The area allotted to Dan included the towns of Aijalon, Ekron, Eltekeh, and Zorah in the west central part of Canaan (Josh. 19:40-46; 21:5, 23-24) and stretched to Joppa on the Mediterranean Sea. The Danites, however were unable to conquer much of the territory assigned to them. The original inhabitants, the Amorites, kept the Danites confined to the hill country of Ephraim and Benjamin. Unable to conquer their allotted territory, some members of the tribe of Dan migrated far to the northernmost area of the Promised Land and conquered the isolated city of LAISH, which they renamed Dan.
The Tribe of Naphtali
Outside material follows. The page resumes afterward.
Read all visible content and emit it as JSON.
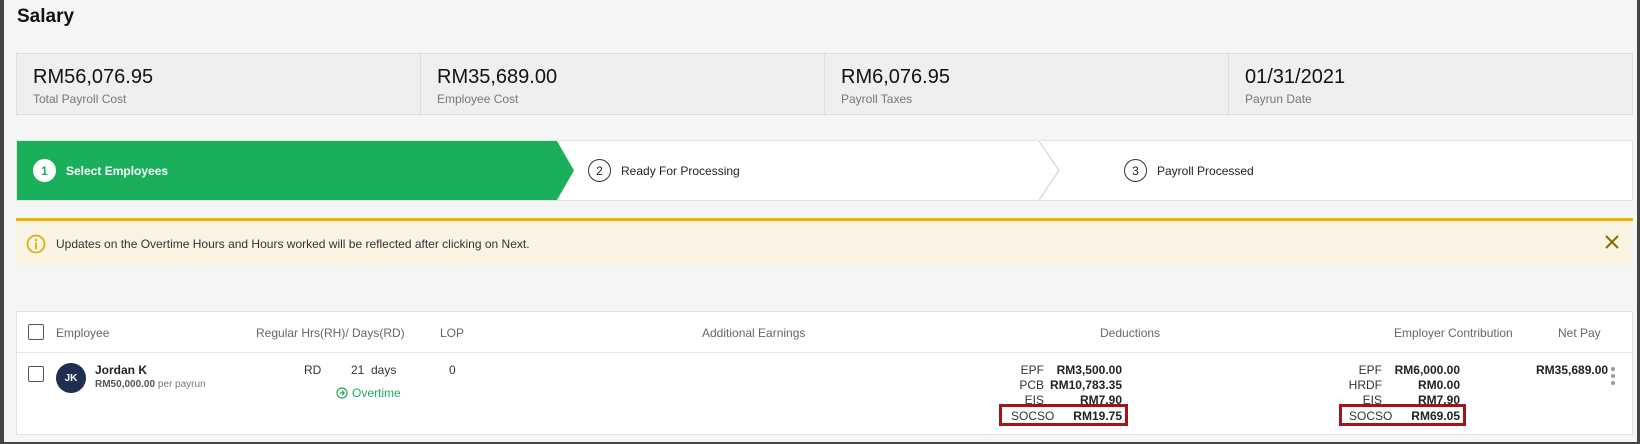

Along with Asher, Naphtali was the northernmost tribe of Israel, occupying a long, narrow piece of land-- about 50 miles north to south and about 10 miles from east to west. Naphtali was mountainous (Josh. 20:7) and very fertile. Fortified cities within the tribe's boundaries included Ramah, Hazor, Kedesh, Iron, and Beth Anath (Josh. 19:36-38). The three cities given to the Levites in Naphtali were Kedesh (a city of refuge), Hammoth Dor, and Kartan (Josh. 21:32).
The Tribe of Gad
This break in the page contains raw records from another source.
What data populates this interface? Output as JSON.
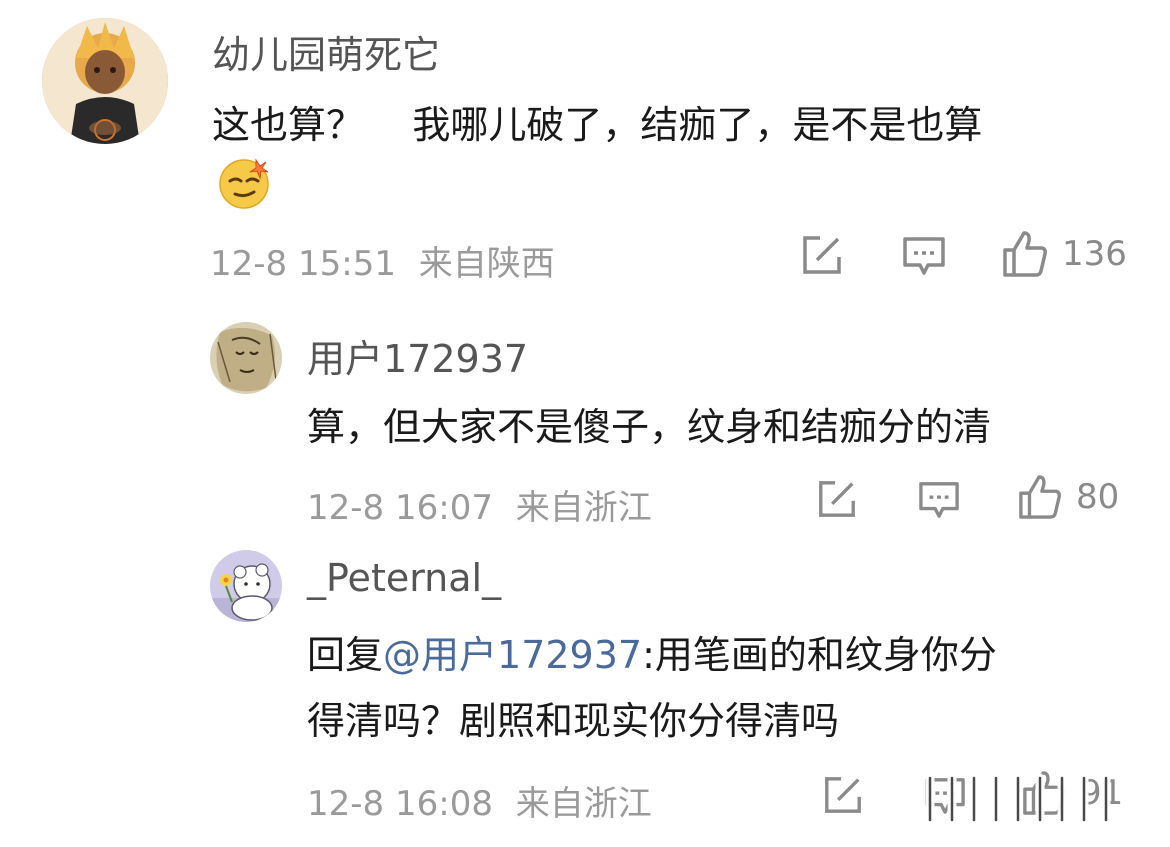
{
  "comments": [
    {
      "username": "幼儿园萌死它",
      "text_line1": "这也算？    我哪儿破了，结痂了，是不是也算",
      "emoji": "smirk-face",
      "time": "12-8 15:51",
      "location": "来自陕西",
      "likes": "136"
    },
    {
      "username": "用户172937",
      "text_line1": "算，但大家不是傻子，纹身和结痂分的清",
      "time": "12-8 16:07",
      "location": "来自浙江",
      "likes": "80"
    },
    {
      "username": "_Peternal_",
      "reply_prefix": "回复",
      "mention": "@用户172937",
      "text_after_mention": ":用笔画的和纹身你分",
      "text_line2": "得清吗？剧照和现实你分得清吗",
      "time": "12-8 16:08",
      "location": "来自浙江",
      "likes": "91"
    }
  ],
  "colors": {
    "username": "#555555",
    "meta": "#9a9a9a",
    "mention": "#4a6a9a",
    "icon": "#8a8a8a"
  },
  "icons": [
    "edit-icon",
    "comment-icon",
    "thumbs-up-icon"
  ]
}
The territory of Gad or Gilead lay east of the Jordan River between the halftribe of Manasseh to the north and the tribe of Reuben to the south. Its western boundary was the Jordan River; on the east it faced the territory of the Ammonites. Gad had few major towns.
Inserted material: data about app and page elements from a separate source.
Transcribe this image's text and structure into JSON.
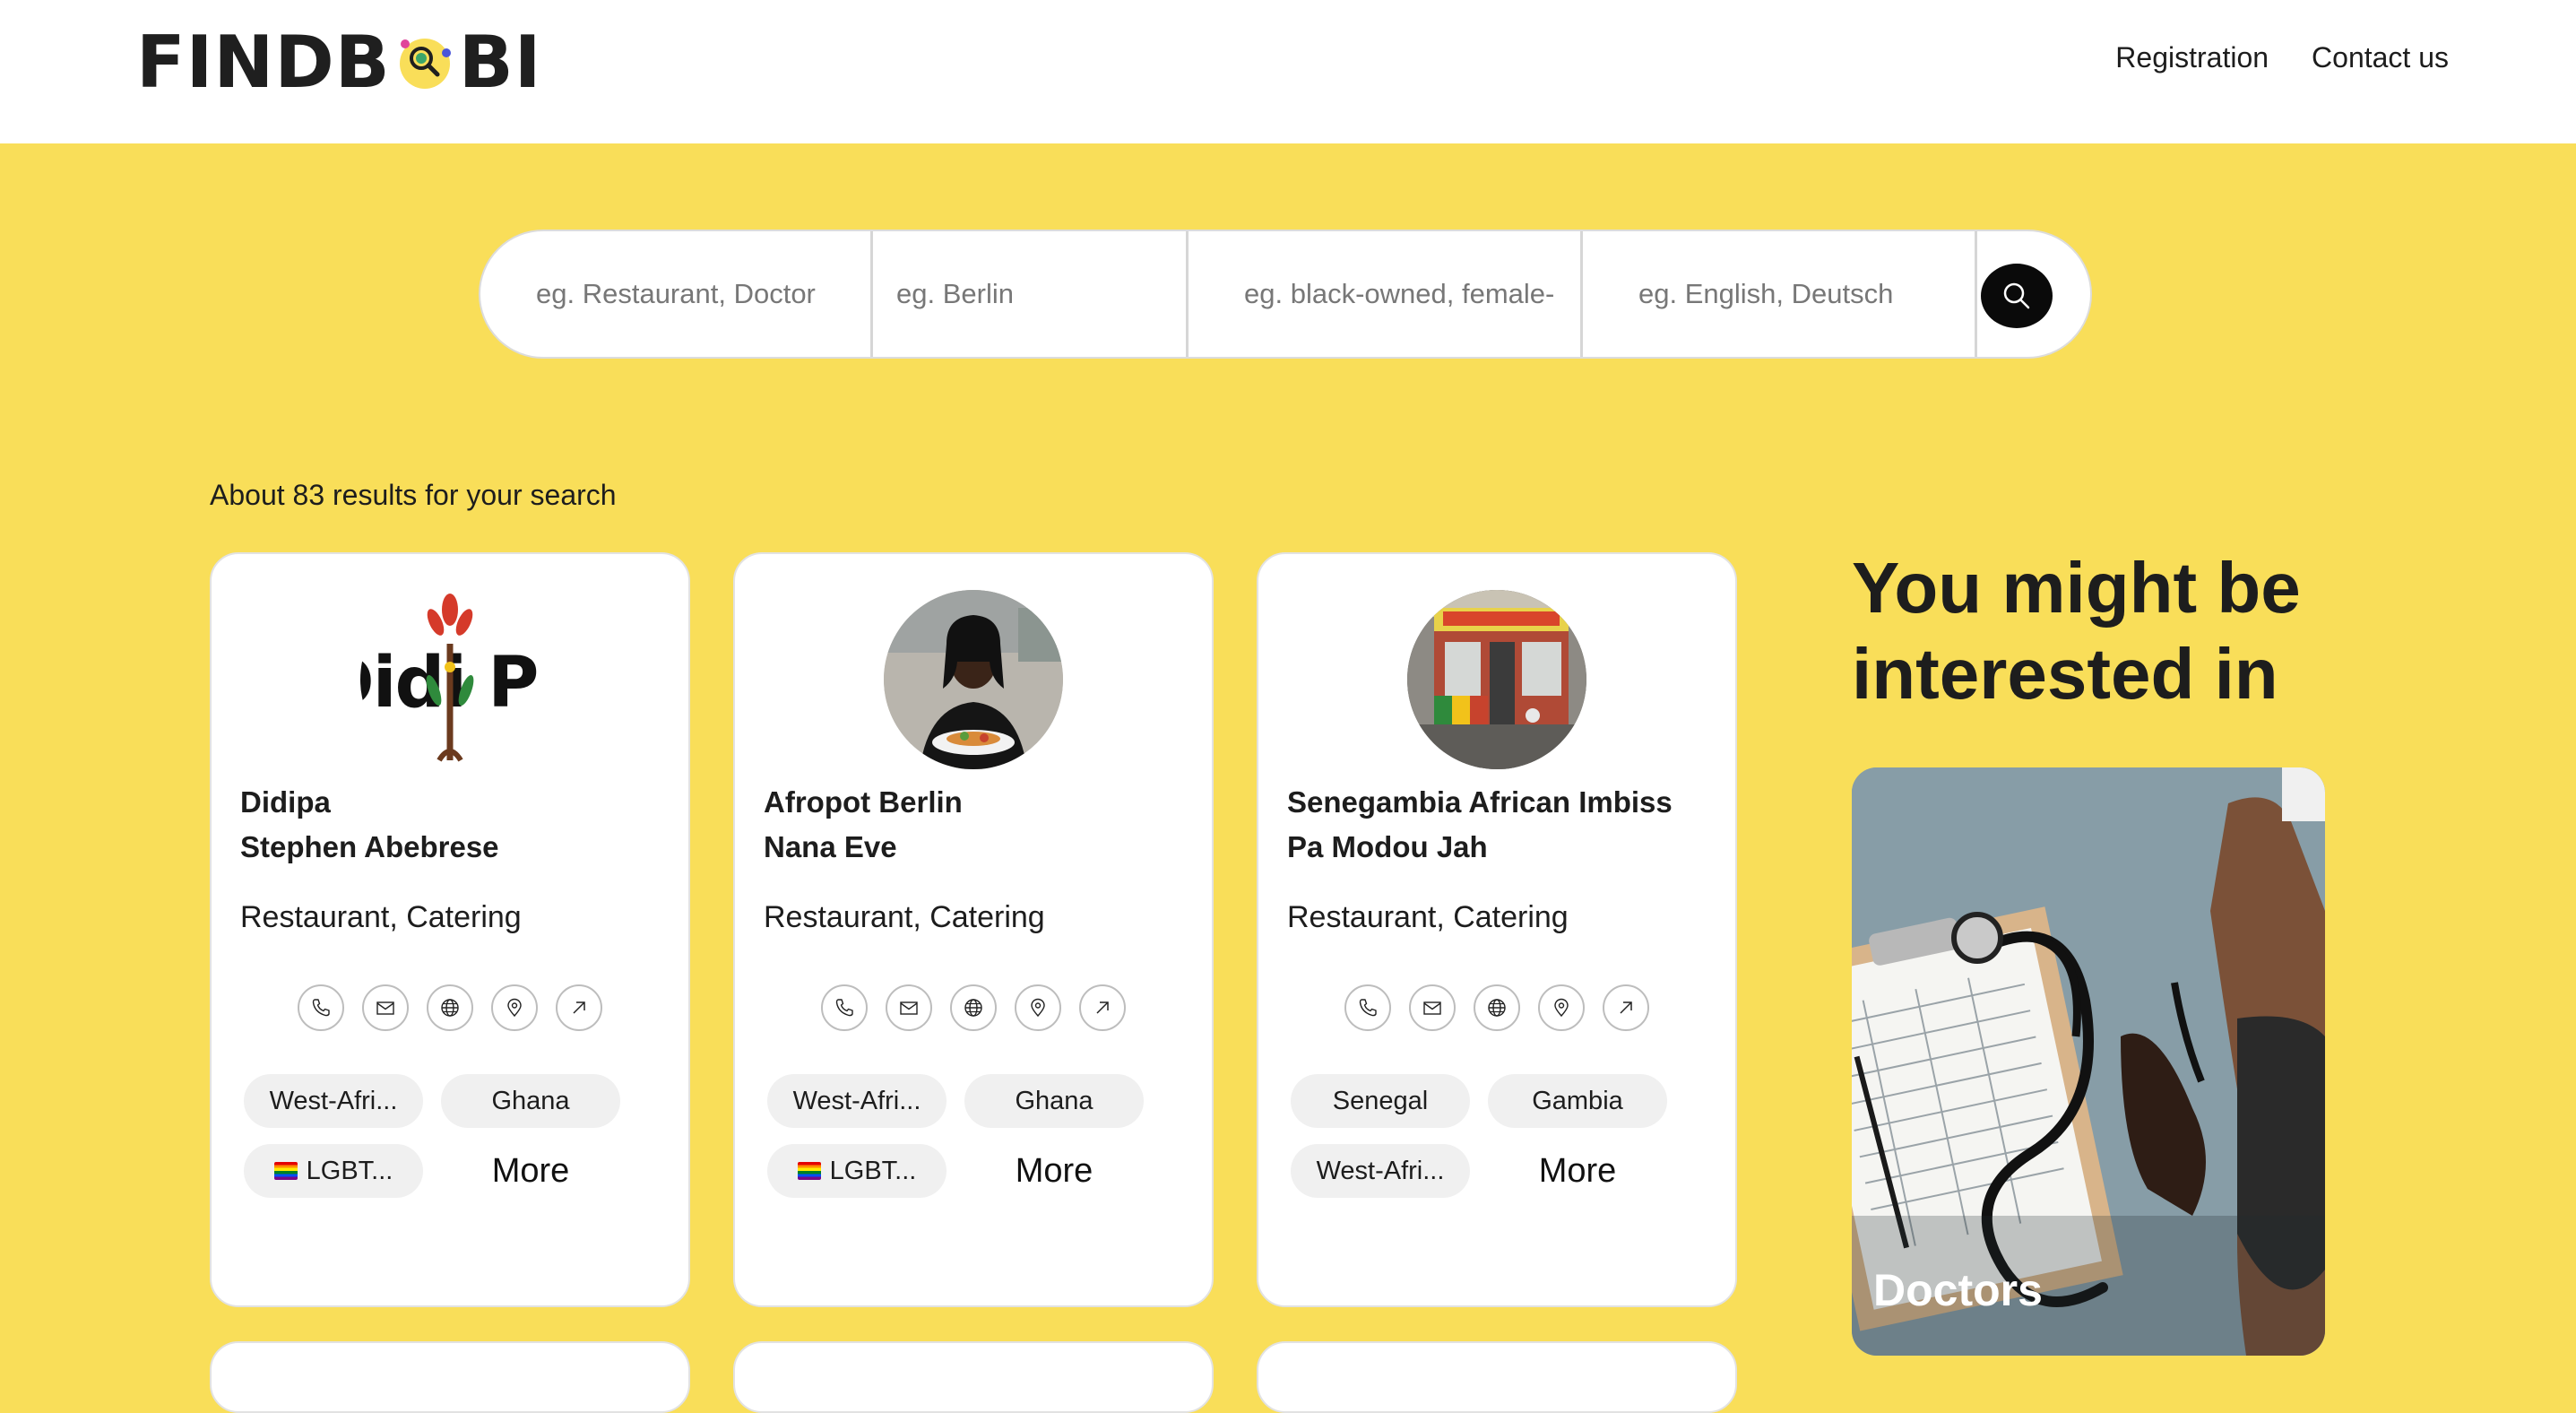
{
  "header": {
    "logo_left": "FINDB",
    "logo_right": "BI",
    "nav": [
      "Registration",
      "Contact us"
    ]
  },
  "search": {
    "what_placeholder": "eg. Restaurant, Doctor",
    "where_placeholder": "eg. Berlin",
    "attributes_placeholder": "eg. black-owned, female-",
    "language_placeholder": "eg. English, Deutsch",
    "button_icon": "search-icon"
  },
  "results": {
    "count_text": "About 83 results for your search",
    "cards": [
      {
        "business": "Didipa",
        "owner": "Stephen Abebrese",
        "category": "Restaurant, Catering",
        "tags": [
          "West-Afri...",
          "Ghana",
          "LGBT..."
        ],
        "more": "More",
        "logo_text": "Didi Po"
      },
      {
        "business": "Afropot Berlin",
        "owner": "Nana Eve",
        "category": "Restaurant, Catering",
        "tags": [
          "West-Afri...",
          "Ghana",
          "LGBT..."
        ],
        "more": "More"
      },
      {
        "business": "Senegambia African Imbiss",
        "owner": "Pa Modou Jah",
        "category": "Restaurant, Catering",
        "tags": [
          "Senegal",
          "Gambia",
          "West-Afri..."
        ],
        "more": "More"
      }
    ],
    "action_icons": [
      "phone-icon",
      "mail-icon",
      "globe-icon",
      "map-pin-icon",
      "external-link-icon"
    ]
  },
  "side": {
    "title": "You might be interested in",
    "card_label": "Doctors"
  },
  "colors": {
    "background": "#f9de59",
    "header": "#ffffff",
    "text": "#1d1d1d",
    "tag_bg": "#f0f0f0"
  }
}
The Tribe of Asher
The territory of Asher extended to the northern boundary of Palestine; its southern border was the tribe of Manasseh and the mountains of Mount Carmel. Asher was bounded on the west by the Mediterranean Sea and on the east by the tribe of Naphtali.
The Tribe of Issachar
The territory allotted to this tribe was bounded on the north by Zebulun and Naphtali, on the south and west by Manasseh, and on the east by the Jordan River (Josh. 19:17-23). Most of the fertile Valley of Jezreel, or Esdraelon, fell within Issachar's territory. Its fertile, flat plains were well-suited for the raising of cattle.
The Tribe of Zebulun
At the division of territory the lot of Zebulun came up third, and assigned to him a beautifully diversified stretch of country in the North. The area of his possession is in general clear enough, but it is impossible to define the boundaries exactly (Josh 19:10-16). The line ran northward from Mt. Tabor, keeping on the heights West of the Sea of Galilee, on to Kerr `Anan (Hannathon). It turned westward along the base of the mountain, and reached the border of Asher, probably by the vale of `Abilin. It then proceeded southward to the Kishon opposite Tell Kaimun (Jokneam). As the plain belonged to Issachar, the south border would skirt its northern edge, terminating again at Tabor, probably near Deburiyeh (Daberath), which belonged to Issachar (21:28). Nazareth, Jesus' hometown, and Cana, where He performed His first miracle, both lay in the territory of Zebulun.
The Tribe of Benjamin
Its northern boundary ran westward from the Jordan River through Bethel and just south of Lower Beth Horon; its western boundary picked up at this point to Kirjath Jearim; its southern border ran eastward to the northern point of the Dead Sea; and its easternmost limit was the Jordan River (Josh. 18:11-20). The chief towns in this hilly, fertile region were Jerusalem, Jericho, Bethel, Gibeon, Gibeath, and Mizpah (Josh. 18:21-28).
The Tribe of Ephraim
This tribe settled a territory bounded on the north by the territory of Manasseh (west of the River Jordan) and on the south by the territories of Dan and Benjamin (Josh. 16:5-10).
The Tribe of Manasseh
In the settlement of Canaan, land was provided for Manasseh on both sides of the Jordan River. Eastern Manasseh was able to occupy its land only after it had aided the other tribes in conquering their territories (Num. 32:1-33). Because of the Canaanite fortresses and strong cities in the land (for example, Megiddo, En Dor, Taanach, Dor, Ibleam, and Beth Shean), western Manasseh had difficulty settling its territory.